Humans have been on the move since they first walked the Earth. Migration — the movement of people from one place to another — is a fundamental aspect of human history and has greatly influenced the course of civilization. This comprehensive exploration will journey through the millennia, from the dawn of human migration to the contemporary movements that continue to shape our world.
The Early Migrations: The Out-of-Africa Theory
Around 70,000 to 100,000 years ago, Homo sapiens, our direct ancestors, embarked on the first significant human migration, journeying out of Africa into Asia and Europe. This early movement, often referred to as the “Out of Africa” theory, explains how modern humans populated the Earth. Recent genetic studies have found evidence of this theory in our DNA, marking these early migrations as significant contributors to the global distribution of human populations.
Age of Empires: Migration through Conquests and Colonization
The rise of empires ushered in a new era of migration. For instance, the expansion of the Roman Empire saw people from conquered territories moving or being moved across the Empire’s vast regions, leading to an intermingling of cultures and peoples.
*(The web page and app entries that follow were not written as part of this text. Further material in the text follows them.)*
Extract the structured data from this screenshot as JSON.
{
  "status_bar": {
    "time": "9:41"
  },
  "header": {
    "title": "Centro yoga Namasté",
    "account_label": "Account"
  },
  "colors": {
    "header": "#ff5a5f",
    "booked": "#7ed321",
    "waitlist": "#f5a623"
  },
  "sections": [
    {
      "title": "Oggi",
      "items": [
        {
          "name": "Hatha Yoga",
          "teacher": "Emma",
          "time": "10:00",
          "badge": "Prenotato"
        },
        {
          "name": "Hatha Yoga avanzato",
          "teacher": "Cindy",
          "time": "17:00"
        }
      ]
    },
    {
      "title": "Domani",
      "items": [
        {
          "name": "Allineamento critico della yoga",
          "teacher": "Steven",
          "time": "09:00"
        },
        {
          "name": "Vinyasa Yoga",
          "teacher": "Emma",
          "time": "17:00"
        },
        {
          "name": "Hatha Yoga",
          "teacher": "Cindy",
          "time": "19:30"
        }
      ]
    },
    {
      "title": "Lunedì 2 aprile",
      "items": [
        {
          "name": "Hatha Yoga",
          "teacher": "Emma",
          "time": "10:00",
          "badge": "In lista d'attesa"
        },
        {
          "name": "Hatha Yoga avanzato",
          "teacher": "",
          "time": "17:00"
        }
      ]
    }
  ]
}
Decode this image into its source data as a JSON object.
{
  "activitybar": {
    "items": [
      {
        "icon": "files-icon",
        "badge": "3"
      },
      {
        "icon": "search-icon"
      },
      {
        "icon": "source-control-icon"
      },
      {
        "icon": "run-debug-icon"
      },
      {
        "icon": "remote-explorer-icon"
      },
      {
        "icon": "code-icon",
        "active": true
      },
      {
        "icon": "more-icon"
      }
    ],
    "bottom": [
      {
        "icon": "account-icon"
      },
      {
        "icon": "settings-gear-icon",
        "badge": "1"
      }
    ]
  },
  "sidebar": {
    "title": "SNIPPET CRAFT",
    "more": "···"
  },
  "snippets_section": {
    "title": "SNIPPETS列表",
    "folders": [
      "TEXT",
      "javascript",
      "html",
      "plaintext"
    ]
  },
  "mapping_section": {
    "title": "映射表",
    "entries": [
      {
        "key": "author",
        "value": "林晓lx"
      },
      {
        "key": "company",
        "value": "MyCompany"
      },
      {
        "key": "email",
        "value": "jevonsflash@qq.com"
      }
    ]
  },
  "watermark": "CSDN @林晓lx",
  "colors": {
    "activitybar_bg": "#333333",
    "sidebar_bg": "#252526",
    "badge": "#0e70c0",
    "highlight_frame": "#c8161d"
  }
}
In the east, the Mongol Empire’s expansive rule led to large-scale population movements across Asia. As they conquered city after city, people of different ethnicities and cultures were displaced, creating a melting pot of diverse populations.
The Age of Discovery from the 15th to the 17th century witnessed colonization and migration on an unprecedented scale. European colonizers traveled to various parts of the world, often displacing local populations. This period also marked the beginning of the transatlantic slave trade, one of the most inhumane periods of forced human migration in history.
Industrial Revolution and the Age of Urbanization
The Industrial Revolution of the 18th and 19th centuries brought another significant shift in human migration. As industries grew, rural populations migrated to cities in search of employment, giving birth to the era of urbanization. Simultaneously, the advent of steamships and railways enabled long-distance migration, leading to a mass exodus of Europeans to North America and Australasia.
World War II and Post-War Migration
The mid-20th century was marked by large-scale displacement due to World War II. The war, followed by the division of Europe during the Cold War, led to significant migration and refugee crises. The establishment of Israel post-Holocaust led to significant Jewish migration, dramatically changing the demographics of the Middle East.
Modern Age Migration: Drivers and Trends
Modern migration is driven by a complex interplay of factors, including conflict, economic disparity, political instability, and climate change. The allure of economic opportunities in more prosperous regions continues to attract immigrants, while asylum seekers flee their homelands due to political unrest or war. Climate change-induced displacement is a growing concern, with rising sea levels and extreme weather events threatening vulnerable communities.
Impact of Migration
Migration has multifaceted impacts on both origin and destination countries. Economically, it can fill labor gaps, foster innovation, and stimulate growth in destination countries. Conversely, the loss of young and educated citizens — known as brain drain — can adversely affect the origin countries. Culturally, migration enriches societies by bringing diversity, though it can also incite debates about national identity, social integration, and even lead to conflict.
The Future of Migration
As we move further into the 21st century, migration will undoubtedly continue to play a significant role in shaping our world. The challenges it presents, such as demographic shifts, social integration, and political tensions, will require thoughtful and inclusive policies. The potential benefits of migration, if managed well, can contribute to a more dynamic, diverse, and interconnected world.
Migration is deeply woven into the fabric of human history, shaping societies, economies, and cultures. As our world continues to change and evolve, so too will the patterns and implications of human movement. Understanding the complexities of migration is crucial for fostering societies that value diversity, equality, and the fundamental right of every person to move in search of a better life.